Google has confirmed that it has dismissed a systems engineer after he accessed private details from the Gmail, Google Voice and IM accounts of four teenagers.
The engineer has been identified as 27-year-old David Barksdale, who was part of an elite technical group at Google, according to US reports.
In a statement, Bill Coughran, senior vice-president of engineering for Google, confirmed Barksdale's dismissal "for breaking Google's strict internal privacy policies".
Google plans to increase its access control monitoring to ensure those controls are effective, he said.
Commenting on the case, Ed Macnair, chief executive of security firm Overtis, said that wherever a company is holding large amounts of customer data, there is a risk that this will be surreptitiously viewed by employees with privileged access.

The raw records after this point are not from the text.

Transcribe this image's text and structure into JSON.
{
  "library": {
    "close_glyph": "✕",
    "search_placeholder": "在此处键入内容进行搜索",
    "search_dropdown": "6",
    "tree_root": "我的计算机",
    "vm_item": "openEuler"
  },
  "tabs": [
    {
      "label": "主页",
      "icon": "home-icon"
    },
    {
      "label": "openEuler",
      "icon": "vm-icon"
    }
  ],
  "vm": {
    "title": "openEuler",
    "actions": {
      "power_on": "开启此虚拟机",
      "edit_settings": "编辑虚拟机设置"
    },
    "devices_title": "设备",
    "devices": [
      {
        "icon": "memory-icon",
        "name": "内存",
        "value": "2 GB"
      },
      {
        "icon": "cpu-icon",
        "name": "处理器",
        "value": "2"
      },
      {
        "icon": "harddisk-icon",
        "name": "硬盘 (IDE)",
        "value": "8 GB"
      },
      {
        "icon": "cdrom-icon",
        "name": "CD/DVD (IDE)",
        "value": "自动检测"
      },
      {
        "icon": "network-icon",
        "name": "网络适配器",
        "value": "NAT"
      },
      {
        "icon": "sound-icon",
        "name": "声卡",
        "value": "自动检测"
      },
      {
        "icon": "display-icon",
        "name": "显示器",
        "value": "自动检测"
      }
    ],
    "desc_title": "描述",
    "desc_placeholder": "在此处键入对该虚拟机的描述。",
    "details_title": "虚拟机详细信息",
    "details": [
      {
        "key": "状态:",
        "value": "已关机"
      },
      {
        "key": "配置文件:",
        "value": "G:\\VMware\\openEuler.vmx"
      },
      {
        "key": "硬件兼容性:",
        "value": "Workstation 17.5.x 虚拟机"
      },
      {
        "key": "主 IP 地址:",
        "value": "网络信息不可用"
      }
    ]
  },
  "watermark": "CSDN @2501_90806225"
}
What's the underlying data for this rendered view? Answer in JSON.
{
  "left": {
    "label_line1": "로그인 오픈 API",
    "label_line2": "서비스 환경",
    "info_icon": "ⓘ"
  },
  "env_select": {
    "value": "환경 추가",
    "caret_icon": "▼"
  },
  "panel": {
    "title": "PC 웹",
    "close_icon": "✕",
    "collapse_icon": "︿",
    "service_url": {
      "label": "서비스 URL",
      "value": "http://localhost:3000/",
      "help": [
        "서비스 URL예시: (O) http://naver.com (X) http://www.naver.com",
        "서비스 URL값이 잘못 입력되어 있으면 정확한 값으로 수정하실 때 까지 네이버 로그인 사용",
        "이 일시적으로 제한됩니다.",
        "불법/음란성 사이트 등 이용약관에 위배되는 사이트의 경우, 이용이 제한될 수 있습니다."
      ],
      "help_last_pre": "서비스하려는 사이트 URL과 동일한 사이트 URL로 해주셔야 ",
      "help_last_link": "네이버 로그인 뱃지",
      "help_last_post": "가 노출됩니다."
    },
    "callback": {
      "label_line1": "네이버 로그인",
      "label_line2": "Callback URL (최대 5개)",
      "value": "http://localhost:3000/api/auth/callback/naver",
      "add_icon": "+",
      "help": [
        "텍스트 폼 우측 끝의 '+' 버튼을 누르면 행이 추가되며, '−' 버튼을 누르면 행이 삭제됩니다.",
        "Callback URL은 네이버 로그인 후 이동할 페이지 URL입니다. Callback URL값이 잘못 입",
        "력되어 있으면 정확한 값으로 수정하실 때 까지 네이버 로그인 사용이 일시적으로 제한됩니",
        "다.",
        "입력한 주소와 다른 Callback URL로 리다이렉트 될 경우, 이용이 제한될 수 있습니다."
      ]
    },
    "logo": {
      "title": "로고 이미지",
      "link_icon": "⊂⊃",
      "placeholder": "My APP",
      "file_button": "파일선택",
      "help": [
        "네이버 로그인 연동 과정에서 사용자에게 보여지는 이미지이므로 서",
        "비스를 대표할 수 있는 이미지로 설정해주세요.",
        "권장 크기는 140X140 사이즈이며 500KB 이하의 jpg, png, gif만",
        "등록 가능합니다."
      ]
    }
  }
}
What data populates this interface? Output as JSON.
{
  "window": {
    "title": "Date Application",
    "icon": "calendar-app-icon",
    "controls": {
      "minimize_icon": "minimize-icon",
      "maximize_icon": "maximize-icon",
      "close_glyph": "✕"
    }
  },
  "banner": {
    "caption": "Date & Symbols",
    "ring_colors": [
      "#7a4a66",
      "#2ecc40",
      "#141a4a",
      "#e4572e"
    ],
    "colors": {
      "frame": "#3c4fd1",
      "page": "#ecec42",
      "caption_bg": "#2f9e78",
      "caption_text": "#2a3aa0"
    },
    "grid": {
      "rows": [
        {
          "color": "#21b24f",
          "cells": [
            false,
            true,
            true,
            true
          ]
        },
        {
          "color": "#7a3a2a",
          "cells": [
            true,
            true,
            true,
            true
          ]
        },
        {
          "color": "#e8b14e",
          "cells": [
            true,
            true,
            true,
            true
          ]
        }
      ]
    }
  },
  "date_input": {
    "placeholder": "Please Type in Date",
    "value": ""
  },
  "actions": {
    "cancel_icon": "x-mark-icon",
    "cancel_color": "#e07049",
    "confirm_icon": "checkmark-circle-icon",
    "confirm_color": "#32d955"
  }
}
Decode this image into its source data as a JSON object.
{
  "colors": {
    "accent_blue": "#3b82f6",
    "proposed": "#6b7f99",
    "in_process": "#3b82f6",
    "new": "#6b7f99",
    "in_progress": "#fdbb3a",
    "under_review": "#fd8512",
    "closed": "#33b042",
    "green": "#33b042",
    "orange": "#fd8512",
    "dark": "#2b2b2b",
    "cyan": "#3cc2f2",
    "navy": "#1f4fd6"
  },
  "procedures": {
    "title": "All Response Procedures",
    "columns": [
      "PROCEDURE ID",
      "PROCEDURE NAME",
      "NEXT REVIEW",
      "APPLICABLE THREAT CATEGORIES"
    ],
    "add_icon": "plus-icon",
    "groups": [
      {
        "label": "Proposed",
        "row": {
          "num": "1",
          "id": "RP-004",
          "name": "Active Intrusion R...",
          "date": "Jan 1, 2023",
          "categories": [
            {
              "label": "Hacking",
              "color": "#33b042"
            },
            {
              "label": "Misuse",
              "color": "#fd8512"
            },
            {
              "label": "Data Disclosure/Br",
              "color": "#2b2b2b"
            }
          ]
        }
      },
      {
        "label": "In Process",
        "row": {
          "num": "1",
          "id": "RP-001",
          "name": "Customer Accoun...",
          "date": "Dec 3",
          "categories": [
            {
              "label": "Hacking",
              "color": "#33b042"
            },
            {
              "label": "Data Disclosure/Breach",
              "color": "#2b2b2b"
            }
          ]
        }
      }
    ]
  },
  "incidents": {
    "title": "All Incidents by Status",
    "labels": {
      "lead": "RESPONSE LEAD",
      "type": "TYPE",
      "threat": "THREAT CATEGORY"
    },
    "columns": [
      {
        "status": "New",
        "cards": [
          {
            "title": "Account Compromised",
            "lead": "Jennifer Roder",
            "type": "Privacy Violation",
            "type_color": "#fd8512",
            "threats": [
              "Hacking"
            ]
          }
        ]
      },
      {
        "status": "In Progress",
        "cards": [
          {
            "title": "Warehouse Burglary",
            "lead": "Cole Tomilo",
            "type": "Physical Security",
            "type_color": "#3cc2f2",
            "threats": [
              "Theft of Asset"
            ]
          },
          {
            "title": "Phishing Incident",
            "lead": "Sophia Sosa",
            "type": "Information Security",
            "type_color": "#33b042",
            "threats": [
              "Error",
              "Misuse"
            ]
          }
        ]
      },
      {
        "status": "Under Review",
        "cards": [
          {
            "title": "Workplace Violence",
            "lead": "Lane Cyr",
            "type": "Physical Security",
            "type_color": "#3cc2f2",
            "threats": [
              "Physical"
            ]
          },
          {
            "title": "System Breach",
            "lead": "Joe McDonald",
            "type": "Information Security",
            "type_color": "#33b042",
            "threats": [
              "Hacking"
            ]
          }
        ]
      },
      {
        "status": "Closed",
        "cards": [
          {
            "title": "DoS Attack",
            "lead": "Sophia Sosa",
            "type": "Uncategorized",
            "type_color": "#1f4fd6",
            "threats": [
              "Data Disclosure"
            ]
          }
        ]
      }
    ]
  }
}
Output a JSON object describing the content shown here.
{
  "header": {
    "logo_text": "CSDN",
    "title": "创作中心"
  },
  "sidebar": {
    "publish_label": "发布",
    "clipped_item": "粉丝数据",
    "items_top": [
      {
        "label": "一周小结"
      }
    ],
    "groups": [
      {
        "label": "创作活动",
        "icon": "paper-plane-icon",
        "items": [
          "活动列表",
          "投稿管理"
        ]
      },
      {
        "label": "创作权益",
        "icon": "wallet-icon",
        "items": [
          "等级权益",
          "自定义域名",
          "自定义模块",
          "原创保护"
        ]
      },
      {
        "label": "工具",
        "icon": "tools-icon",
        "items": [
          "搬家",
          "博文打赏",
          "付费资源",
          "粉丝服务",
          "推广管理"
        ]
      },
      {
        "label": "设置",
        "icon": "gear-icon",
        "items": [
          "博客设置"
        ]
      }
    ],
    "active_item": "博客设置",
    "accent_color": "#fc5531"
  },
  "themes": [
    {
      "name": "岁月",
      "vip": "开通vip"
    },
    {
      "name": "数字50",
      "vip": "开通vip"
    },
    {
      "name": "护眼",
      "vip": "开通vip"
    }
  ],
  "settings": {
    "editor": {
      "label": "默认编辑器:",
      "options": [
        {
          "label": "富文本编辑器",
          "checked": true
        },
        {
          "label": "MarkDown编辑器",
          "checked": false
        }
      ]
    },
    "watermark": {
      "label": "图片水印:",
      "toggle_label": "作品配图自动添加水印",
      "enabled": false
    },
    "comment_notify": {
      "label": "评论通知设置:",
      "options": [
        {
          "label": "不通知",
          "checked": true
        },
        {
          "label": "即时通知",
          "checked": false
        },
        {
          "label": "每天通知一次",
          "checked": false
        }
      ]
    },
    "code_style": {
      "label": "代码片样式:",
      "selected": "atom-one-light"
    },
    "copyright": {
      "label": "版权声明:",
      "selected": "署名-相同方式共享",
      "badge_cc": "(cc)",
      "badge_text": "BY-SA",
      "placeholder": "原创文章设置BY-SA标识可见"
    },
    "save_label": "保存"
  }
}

"Google has stated that it is increasing its monitoring, but this comes after the breach has occurred and customers' privacy has been compromised," he said.
According to Macnair, controlling and recording precisely who has accessed data, and regularly reviewing activity logs to spot any adverse behaviour, is the only way to mitigate this risk and prevent systems administrators from abusing the trust of their employers and customers.
"Where privileged access is required for systems administration, user activity management will prevent the administrator from opening and viewing personal content and any attempts to do so will immediately set off an alert to management and security staff," he said.